(Web page and app entries)
————————
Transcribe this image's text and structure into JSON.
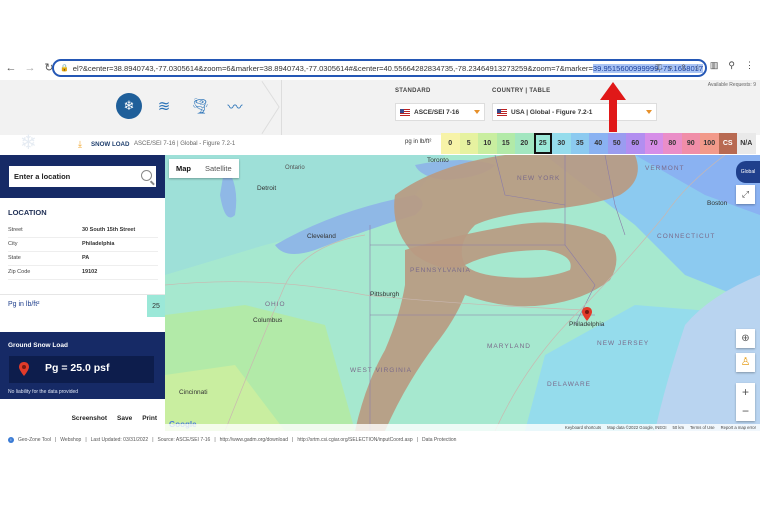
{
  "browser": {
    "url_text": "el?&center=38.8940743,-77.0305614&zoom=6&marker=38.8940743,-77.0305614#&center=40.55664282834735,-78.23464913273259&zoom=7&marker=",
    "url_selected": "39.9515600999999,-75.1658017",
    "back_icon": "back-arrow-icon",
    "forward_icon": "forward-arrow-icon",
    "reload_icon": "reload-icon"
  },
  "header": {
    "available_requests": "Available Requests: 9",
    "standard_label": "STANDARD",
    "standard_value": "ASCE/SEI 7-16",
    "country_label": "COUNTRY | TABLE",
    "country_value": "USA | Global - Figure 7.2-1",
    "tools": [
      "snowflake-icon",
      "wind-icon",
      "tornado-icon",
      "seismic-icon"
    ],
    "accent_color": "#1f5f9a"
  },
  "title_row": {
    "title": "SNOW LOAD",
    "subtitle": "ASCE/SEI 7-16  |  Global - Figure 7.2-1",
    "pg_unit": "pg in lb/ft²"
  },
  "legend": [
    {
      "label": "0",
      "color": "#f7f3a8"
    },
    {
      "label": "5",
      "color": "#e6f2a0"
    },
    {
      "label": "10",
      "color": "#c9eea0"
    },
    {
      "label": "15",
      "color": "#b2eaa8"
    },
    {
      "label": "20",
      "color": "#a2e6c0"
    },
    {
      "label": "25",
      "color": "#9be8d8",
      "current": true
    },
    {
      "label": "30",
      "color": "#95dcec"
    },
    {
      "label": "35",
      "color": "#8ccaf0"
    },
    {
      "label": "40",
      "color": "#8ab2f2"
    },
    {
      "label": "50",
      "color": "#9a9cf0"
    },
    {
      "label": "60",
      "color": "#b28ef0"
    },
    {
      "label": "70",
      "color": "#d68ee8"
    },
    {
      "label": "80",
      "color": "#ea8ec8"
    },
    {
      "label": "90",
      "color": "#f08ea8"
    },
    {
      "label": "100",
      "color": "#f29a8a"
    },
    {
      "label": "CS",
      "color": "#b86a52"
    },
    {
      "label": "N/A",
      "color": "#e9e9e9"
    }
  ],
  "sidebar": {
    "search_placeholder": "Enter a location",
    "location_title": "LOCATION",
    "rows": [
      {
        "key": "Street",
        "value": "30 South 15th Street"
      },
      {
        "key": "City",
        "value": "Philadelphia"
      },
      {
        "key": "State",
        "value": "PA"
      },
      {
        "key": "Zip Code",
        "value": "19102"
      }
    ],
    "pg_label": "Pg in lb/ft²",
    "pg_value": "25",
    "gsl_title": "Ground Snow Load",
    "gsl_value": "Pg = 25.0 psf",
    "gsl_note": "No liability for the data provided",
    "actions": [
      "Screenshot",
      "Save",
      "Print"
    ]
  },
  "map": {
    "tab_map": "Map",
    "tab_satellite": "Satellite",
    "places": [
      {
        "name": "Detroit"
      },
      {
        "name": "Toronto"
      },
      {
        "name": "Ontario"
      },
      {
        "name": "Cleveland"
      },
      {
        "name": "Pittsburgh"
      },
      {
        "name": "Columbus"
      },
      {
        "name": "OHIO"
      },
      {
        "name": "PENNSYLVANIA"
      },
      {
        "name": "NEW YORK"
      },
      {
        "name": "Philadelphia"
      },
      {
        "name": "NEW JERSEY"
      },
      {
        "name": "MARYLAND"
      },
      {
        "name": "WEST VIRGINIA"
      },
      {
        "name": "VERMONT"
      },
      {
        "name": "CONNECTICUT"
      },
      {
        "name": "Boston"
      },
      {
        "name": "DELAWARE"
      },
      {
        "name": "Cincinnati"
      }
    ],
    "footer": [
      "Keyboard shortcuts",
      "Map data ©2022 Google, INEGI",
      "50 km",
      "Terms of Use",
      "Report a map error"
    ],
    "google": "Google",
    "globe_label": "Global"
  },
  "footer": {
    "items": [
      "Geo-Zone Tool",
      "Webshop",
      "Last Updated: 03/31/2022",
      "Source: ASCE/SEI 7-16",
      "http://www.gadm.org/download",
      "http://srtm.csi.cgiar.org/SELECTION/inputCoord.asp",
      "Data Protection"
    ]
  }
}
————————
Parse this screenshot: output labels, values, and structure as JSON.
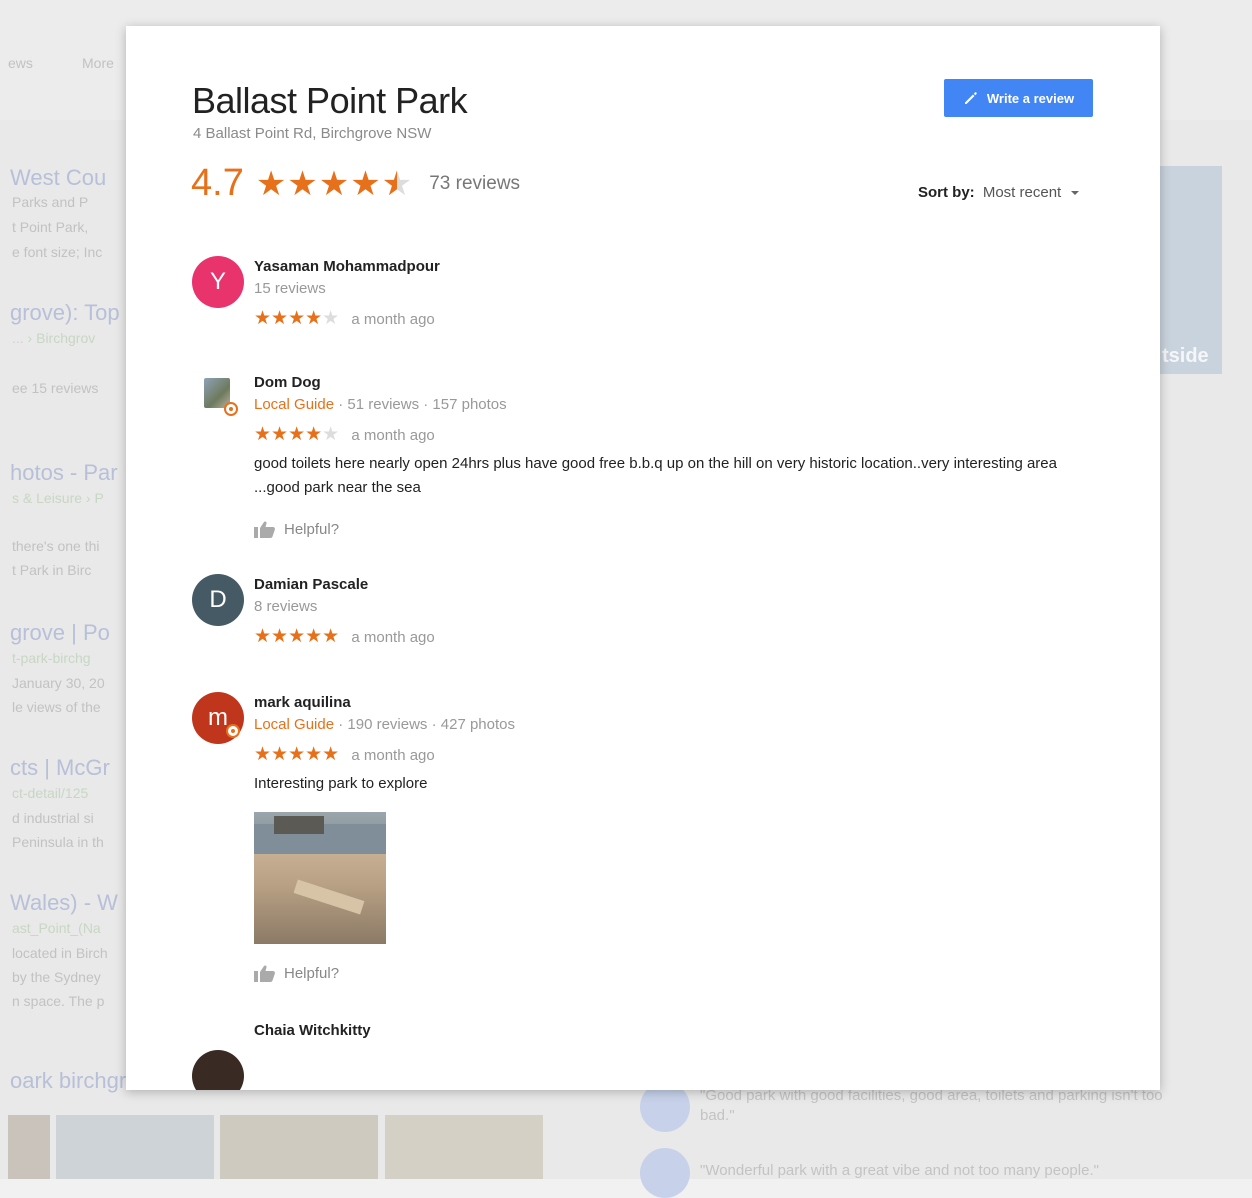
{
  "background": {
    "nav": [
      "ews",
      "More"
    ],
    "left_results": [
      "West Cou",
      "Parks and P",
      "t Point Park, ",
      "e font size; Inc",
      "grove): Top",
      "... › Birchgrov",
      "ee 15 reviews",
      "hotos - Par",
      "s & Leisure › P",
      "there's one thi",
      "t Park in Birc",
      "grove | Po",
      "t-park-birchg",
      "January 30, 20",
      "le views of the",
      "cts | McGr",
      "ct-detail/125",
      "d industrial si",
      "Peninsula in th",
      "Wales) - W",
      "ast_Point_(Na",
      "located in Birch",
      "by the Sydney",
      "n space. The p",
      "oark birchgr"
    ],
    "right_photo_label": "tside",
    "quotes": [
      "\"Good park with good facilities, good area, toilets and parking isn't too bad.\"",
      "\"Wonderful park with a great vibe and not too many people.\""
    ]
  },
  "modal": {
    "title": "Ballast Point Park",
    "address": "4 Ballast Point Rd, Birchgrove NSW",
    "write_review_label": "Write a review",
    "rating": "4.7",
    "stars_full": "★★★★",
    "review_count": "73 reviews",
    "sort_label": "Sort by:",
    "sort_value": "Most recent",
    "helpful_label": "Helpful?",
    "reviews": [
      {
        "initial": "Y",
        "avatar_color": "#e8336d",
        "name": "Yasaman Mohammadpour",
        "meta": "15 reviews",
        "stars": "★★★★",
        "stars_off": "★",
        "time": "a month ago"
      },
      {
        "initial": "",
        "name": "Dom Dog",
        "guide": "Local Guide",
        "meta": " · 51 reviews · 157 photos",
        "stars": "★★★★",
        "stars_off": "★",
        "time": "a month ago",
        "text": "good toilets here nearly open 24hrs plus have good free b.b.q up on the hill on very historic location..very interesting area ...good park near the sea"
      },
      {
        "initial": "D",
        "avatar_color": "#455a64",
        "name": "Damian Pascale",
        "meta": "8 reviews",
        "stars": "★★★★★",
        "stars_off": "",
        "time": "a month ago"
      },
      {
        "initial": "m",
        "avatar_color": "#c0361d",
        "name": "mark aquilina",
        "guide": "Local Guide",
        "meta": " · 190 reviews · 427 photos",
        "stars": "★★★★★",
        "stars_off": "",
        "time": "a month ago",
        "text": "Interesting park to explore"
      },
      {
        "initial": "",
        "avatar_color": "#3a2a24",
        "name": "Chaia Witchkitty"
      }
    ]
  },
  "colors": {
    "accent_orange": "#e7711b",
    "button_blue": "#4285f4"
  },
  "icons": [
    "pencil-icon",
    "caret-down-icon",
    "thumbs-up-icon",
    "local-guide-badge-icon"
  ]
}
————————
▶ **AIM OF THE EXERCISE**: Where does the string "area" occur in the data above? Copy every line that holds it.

▶ **THE COMPLETED TASK**:
      "\"Good park with good facilities, good area, toilets and parking isn't too bad.\"",
        "text": "good toilets here nearly open 24hrs plus have good free b.b.q up on the hill on very historic location..very interesting area ...good park near the sea"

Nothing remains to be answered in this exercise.